My sophomore year started off well. I was winning all of my matches and getting better every day. However, I wrestled against this one particular opponent that had a very good low level shot. He beat me in a dual meet at his high school. It was my first and only loss of the year. I was very upset about losing, but I was also very serious about getting better and not letting the same thing happen to me later in the year. I went to work on my stance. My coach worked with me to correct the problem that was leaving me vulnerable to my opponent’s low level attack. I was confident that in the future I would be able to win the next time that I matched up with the same wrestler.

Fast forward a couple of months to the semi finals of the state championships. I was going to wrestle the same opponent who had taken me down four times straight in our earlier meeting. However, this time, I was prepared for his low level attack. I made the corrections that I needed to in order to fix my stance, and he wasn’t able to score a single take down. I dominated the match and went on to win my first state championship. It was a great feeling, and it helped me to realize even more the importance of a good solid stance.

Take the time to implement stance and motion training in all of your wrestling practices. You can use it to warm up or cool down after a tough workout. I used to spend a lot of time on my own moving in my stance and working on the motions that would help me to develop the muscle memory and quickness that I would need to excel. Watch this video to learn how you can work on improving your stance.

Don’t think, just throw. – Coach Ruiz

The Importance of Year Round Wrestling

the importance of year round training

There is no off season.

Think about the last time you heard a really great musician. Do you think that they were able to develop their musical ability by practicing a few months out of the year? Do you think that they would take breaks from practicing for months at a time? Or do you think that they dedicated a large part of their life to honing their skills to perfection, with an obsession to be the very best at their craft?

I tend to believe that most people who are excellent at what they do have developed that skill on purpose through countless hours of practice and repetition. They have a specific plan or strategy in place on how to improve. They know what they want, why they want it, and the steps that they are going to take to get what they want. The process they follow is what sets them apart from the rest of their peers.

This process is the same in wrestling.

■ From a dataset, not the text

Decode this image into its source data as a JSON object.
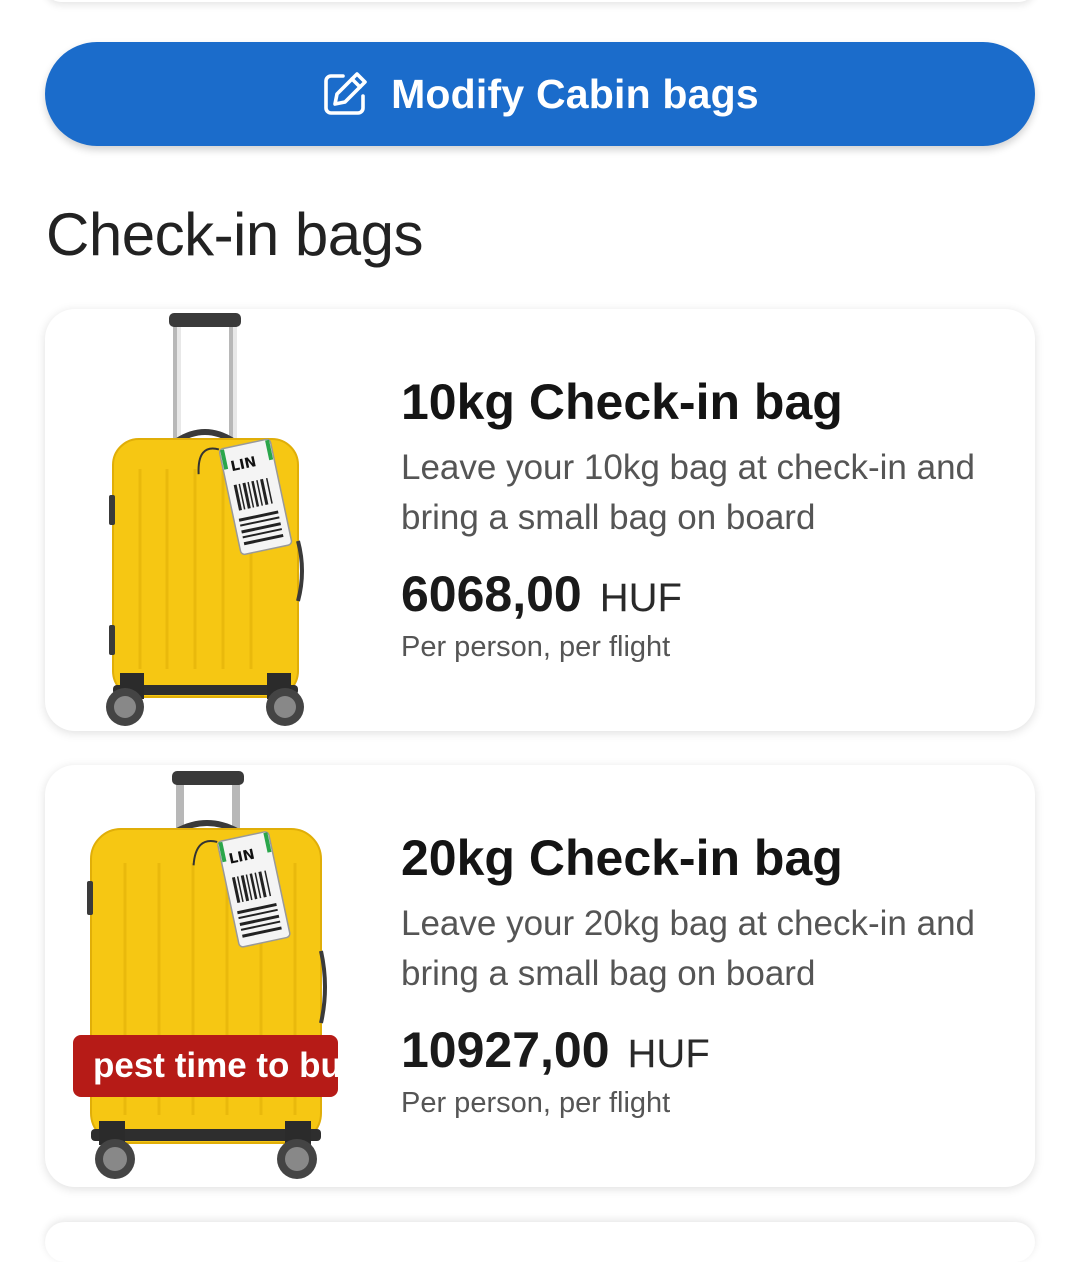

It is imperative to know what you want, why you want it, and you need to have a plan to get where you want to go. For the very successful wrestler, there is no off season.

The wrestlers who consistently win are the ones that spend more time training and competing than their peers do. Most of the kids that win national tournaments are the ones that wrestle in the spring, summer, and fall, and not just in the state tournament at the end of the winter. The wrestlers who consistently win are the ones who don’t really have an off season.

Sure there are different times of the year when there will be more competition and specific wrestling training than other times of the year, but the successful wrestler will constantly be working to improve their skills. Instead of wrestling every day after a the national tournament or the world championships, they may go for a run or lift some weights, but they are focused on improving themselves for their next match.

At Fortius Wrestling, we are committed to helping athletes achieve their goals both on and off the mat. We realize that the key to success is hard work and spending time on the tasks that will bring desired results. We encourage all of our athletes to train and compete year round and to seek out the best competition possible. We would like our athletes to broaden their horizons and to visualize themselves wrestling in the world championships and Olympics. It is possible, but in order for these athletes to really make that happen, they need to make sure that they are training consistently throughout the year.

So the next time you think of wrestling season, realize that it isn’t just a few months in the winter, really it’s every day.